The term trichiasis describes the condition in which one’s eye lashes turn inwards. The resulting misdirection causes the lashes to scratch the eyeball. For anyone who has experienced this condition, it can be incredibly painful and irritating.
The eyelids normally have a single row of eyelashes on the upper and lower lids. There are on average one hundred and fifty lashes on the upper lid and seventy five on the lower lid. The lashes typically point outwards away from the eye. Eyelash follicles are normally deeper than a regular hair follicle.
Sometimes the lid margin can turn inwards causing one or more lashes to scratch the cornea (clear covering of the eye) or the conjunctiva (thin layer of clear tissue that covers the white of the eye). This will result in eye pain ranging from mild to moderate, redness, and excessive tearing. Most patients who suffer from this condition will experience several attacks per year.

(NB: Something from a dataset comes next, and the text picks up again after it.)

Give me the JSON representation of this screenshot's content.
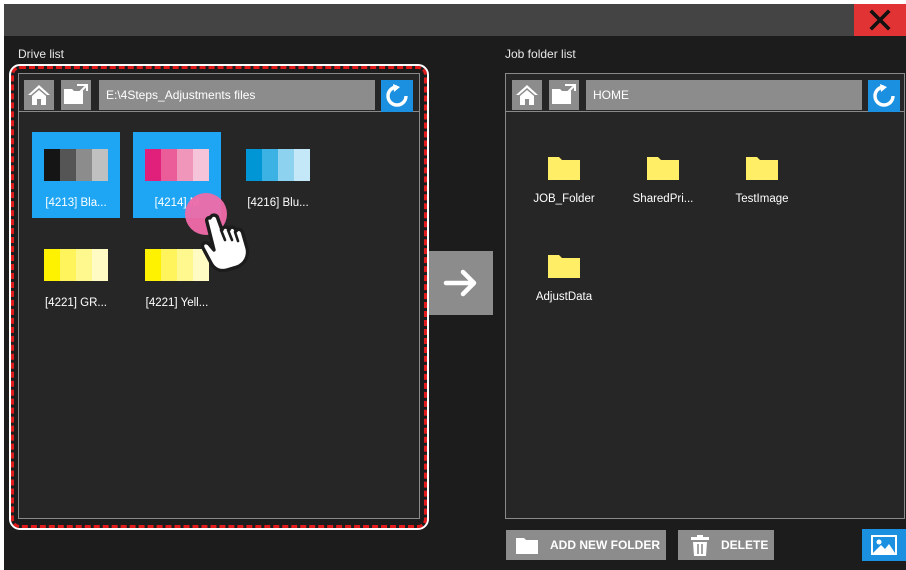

What causes the lid margins to turn inwards? Aging is the most common cause since the skin loses its elasticity with age. Scarring due to mechanical trauma, chemical burns, previous eye lid surgery and ocular inflammation can also all cause the lid margins to curl towards the eyeball.

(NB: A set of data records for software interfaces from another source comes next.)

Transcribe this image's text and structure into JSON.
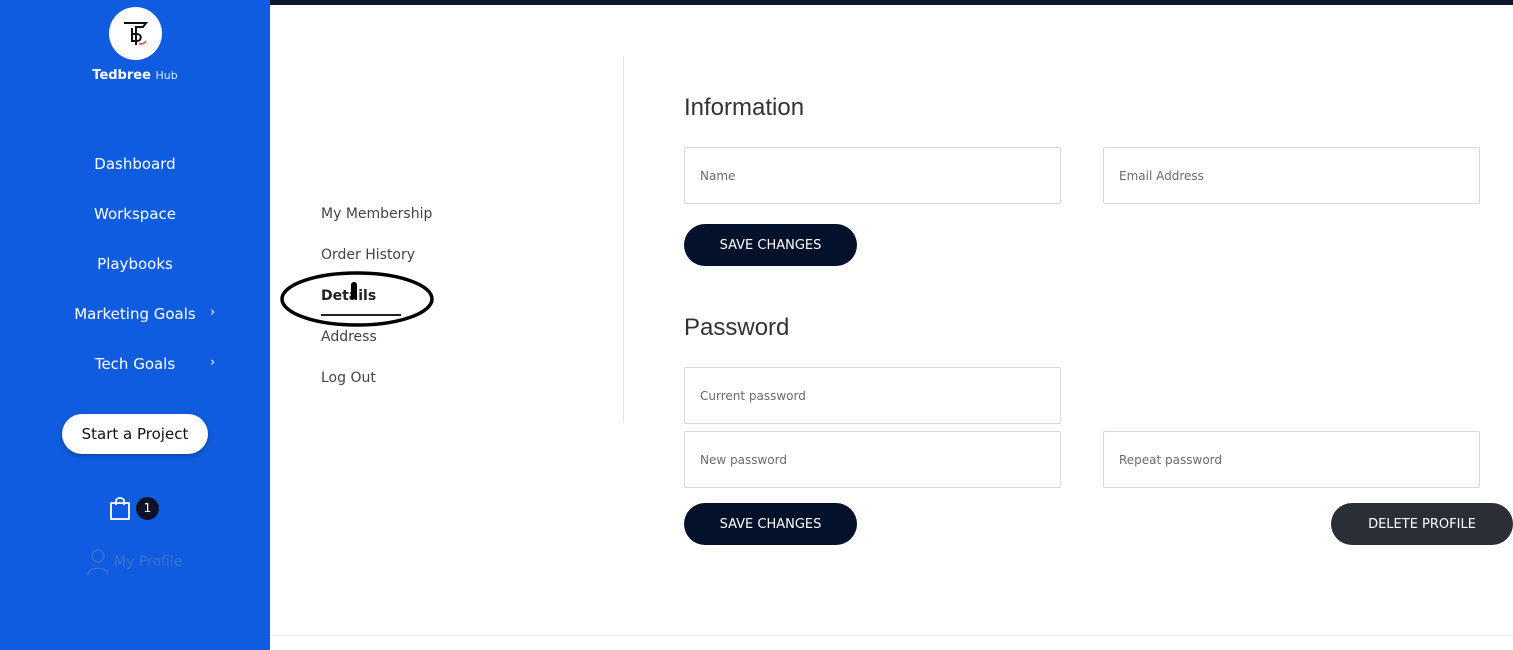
{
  "brand": {
    "name": "Tedbree",
    "suffix": "Hub"
  },
  "sidebar": {
    "nav": [
      {
        "label": "Dashboard"
      },
      {
        "label": "Workspace"
      },
      {
        "label": "Playbooks"
      },
      {
        "label": "Marketing Goals",
        "has_submenu": true
      },
      {
        "label": "Tech Goals",
        "has_submenu": true
      }
    ],
    "start_project_label": "Start a Project",
    "cart_count": "1",
    "profile_label": "My Profile"
  },
  "account_menu": {
    "items": [
      {
        "label": "My Membership"
      },
      {
        "label": "Order History"
      },
      {
        "label": "Details",
        "active": true
      },
      {
        "label": "Address"
      },
      {
        "label": "Log Out"
      }
    ]
  },
  "information": {
    "title": "Information",
    "name_placeholder": "Name",
    "email_placeholder": "Email Address",
    "save_label": "SAVE CHANGES"
  },
  "password": {
    "title": "Password",
    "current_placeholder": "Current password",
    "new_placeholder": "New password",
    "repeat_placeholder": "Repeat password",
    "save_label": "SAVE CHANGES",
    "delete_label": "DELETE PROFILE"
  },
  "colors": {
    "sidebar_bg": "#0f5ce0",
    "button_dark": "#03112b",
    "delete_button": "#2a2f37"
  },
  "icons": [
    "tedbree-logo",
    "chevron-right-icon",
    "shopping-bag-icon",
    "user-icon"
  ]
}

What can be done to treat trichiasis? Epilation or plucking the offending lashes is the most common technique used to provide immediate relief for patients who suffer from trichiasis. This involves anesthetizing the eyeball with anesthetic drops. The optometrist or ophthalmologist will then grasp the particular lash or lashes at its base with fine forceps and pull the lash out of its follicle. These lashes normally come out very easily with minimal discomfort to the patient. Artificial tear drops can be used for a couple days after the lashes are removed to provide further relief. New eyelashes will grow within the involved follicles and will likely point towards the eyeball again. Eyelashes grow to normal length in three to five months.
Alternatively, surgical techniques can be done as well to roll the lid margin outwards again. Additionally, laser treatments can be done directly on the particular eyelash follicles involved should a patient require lash removal several times per year.

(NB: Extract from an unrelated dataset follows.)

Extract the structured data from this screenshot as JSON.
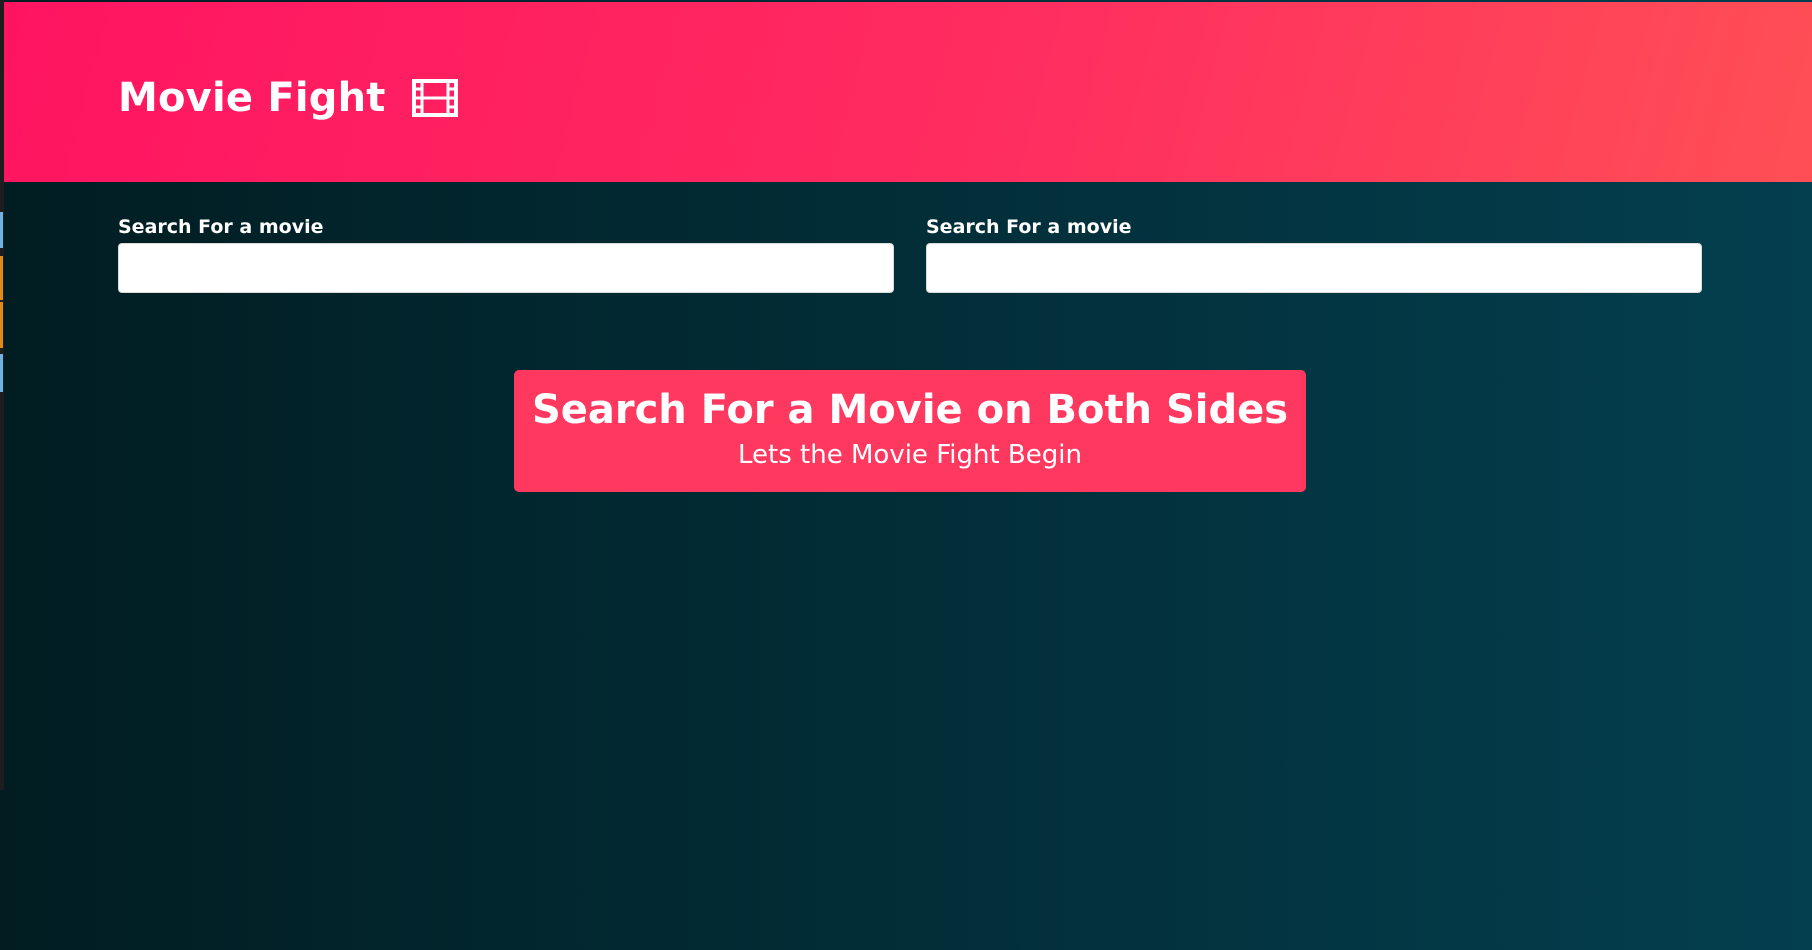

Regardless of the technique used to treat trichiasis, providing a permanent treatment is extremely difficult. My best advice for patients who suffer from this condition is once you feel the expected symptoms of misdirected eyelashes, don’t delay consulting your optometrist or ophthalmologist to minimize your discomfort.